Larco-Martinelli, José A., Jan C. Fransoo, Amir Gharehgozli and Vincent C.S. Wiers (In press): The Scheduler’s Balancing Act of Sensing and Reacting: A Behavioral Perspective on Scheduling, International Journal of Production Research.
Hofmann-Stölting, Christina, Michel Clement, Steven Wu and Sönke Albers (In press): Sales Forecasting of New Media Entertainment Products, Journal of Media Economics.
Van Quaquebeke, Niels, Jan U. Becker, Niko Goretzki and Christian Barrot (2019): Perceived ethical leadership affects customer purchasing intentions beyond ethical marketing in advertising due to moral identity self-congruence concerns, Journal of Business Ethics, 156 (2): 357-376.

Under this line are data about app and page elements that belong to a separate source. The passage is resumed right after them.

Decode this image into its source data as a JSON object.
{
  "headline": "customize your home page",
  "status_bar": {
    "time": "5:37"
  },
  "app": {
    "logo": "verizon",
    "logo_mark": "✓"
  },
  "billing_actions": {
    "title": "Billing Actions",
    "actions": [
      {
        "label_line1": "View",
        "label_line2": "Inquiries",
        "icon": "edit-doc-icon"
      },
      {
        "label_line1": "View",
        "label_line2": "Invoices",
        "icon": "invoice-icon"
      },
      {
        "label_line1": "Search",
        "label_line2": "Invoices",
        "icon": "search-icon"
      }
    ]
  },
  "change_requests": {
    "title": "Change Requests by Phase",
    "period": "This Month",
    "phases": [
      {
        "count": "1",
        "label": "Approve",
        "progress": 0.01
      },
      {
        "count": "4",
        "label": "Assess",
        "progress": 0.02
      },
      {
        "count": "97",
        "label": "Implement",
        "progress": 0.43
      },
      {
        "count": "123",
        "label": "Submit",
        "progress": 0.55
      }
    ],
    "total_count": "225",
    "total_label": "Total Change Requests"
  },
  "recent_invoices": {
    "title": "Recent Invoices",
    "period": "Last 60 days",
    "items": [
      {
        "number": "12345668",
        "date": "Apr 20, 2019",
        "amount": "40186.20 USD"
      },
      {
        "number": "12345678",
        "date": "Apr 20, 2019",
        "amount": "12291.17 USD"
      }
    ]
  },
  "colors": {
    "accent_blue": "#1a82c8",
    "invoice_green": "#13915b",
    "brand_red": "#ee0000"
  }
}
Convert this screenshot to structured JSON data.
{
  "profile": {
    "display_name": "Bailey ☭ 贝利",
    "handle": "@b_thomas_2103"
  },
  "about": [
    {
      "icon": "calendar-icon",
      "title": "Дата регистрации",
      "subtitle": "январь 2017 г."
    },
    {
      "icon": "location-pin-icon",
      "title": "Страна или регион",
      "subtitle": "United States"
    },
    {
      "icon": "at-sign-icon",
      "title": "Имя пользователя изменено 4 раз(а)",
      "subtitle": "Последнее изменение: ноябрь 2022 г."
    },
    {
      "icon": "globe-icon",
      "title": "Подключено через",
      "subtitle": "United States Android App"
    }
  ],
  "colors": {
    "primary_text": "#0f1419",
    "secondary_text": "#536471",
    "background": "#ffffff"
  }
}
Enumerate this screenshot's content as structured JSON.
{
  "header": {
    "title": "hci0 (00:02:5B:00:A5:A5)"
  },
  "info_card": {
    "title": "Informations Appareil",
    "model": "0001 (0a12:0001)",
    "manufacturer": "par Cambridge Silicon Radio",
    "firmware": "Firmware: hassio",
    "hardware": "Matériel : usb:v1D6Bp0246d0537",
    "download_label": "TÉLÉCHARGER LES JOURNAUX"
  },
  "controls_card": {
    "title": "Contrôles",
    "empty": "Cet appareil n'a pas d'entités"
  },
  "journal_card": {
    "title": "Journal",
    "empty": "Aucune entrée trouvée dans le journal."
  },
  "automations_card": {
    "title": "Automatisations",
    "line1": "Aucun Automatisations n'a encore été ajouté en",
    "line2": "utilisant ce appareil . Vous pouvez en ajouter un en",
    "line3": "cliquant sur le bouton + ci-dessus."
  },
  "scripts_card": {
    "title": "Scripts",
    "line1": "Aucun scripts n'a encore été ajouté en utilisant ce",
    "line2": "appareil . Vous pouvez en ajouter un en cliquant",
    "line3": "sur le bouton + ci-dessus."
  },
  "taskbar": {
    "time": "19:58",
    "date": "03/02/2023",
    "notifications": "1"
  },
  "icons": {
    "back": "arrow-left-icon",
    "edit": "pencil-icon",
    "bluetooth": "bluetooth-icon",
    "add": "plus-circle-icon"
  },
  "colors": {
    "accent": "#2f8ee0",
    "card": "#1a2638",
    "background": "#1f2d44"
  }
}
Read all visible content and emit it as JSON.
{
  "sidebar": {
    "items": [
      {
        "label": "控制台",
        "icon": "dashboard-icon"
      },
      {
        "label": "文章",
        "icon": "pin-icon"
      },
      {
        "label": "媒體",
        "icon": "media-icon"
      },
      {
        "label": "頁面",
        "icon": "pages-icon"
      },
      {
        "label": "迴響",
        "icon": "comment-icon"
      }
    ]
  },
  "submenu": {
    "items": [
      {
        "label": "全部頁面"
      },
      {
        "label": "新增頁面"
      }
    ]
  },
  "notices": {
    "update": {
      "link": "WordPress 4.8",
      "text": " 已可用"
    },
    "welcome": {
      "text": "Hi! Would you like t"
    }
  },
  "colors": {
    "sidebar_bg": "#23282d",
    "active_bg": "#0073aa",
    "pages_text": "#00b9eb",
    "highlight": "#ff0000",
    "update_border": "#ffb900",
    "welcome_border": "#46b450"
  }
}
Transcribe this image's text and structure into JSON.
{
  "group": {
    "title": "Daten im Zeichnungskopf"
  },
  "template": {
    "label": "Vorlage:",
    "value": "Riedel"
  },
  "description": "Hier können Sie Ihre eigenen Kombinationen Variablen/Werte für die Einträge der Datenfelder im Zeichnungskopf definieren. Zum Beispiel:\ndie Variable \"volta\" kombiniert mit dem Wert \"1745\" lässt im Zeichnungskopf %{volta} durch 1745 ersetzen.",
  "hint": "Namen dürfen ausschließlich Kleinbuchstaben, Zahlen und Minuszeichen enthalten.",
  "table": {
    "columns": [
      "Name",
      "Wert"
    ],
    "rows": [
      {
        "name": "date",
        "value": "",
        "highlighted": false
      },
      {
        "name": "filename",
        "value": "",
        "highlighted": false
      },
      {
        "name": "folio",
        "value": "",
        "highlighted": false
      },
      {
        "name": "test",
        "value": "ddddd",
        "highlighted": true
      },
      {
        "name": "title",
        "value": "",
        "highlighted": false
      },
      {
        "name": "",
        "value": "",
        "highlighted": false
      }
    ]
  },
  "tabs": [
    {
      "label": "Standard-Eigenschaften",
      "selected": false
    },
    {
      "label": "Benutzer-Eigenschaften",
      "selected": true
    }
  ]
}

Abstract: Ethical leadership has so far mainly been featured in the organizational behavior domain and, as such, treated as an intra-organizational phenomenon. The present study seeks to highlight the relevance of ethical leadership for extra-organizational phenomena by combining the organizational behavior perspective on ethical leadership with a classical marketing approach. In particular, we demonstrate that customers may use perceived ethical leadership cues as additional reference points when forming purchasing intentions. In two experimental studies (N = 601 and N = 336), we find that ethical leadership positively affects purchasing intentions because of customers’ concerns for moral self-congruence. We show this by means of both mediation and moderation analyses. Interestingly, the effect of perceived ethical leadership on purchasing intentions holds over and above the ethical advertising claims (e.g., cause-related marketing) that are commonly used in marketing. We conclude by discussing the possible ramifications of ethical leadership beyond its effects on immediate employees.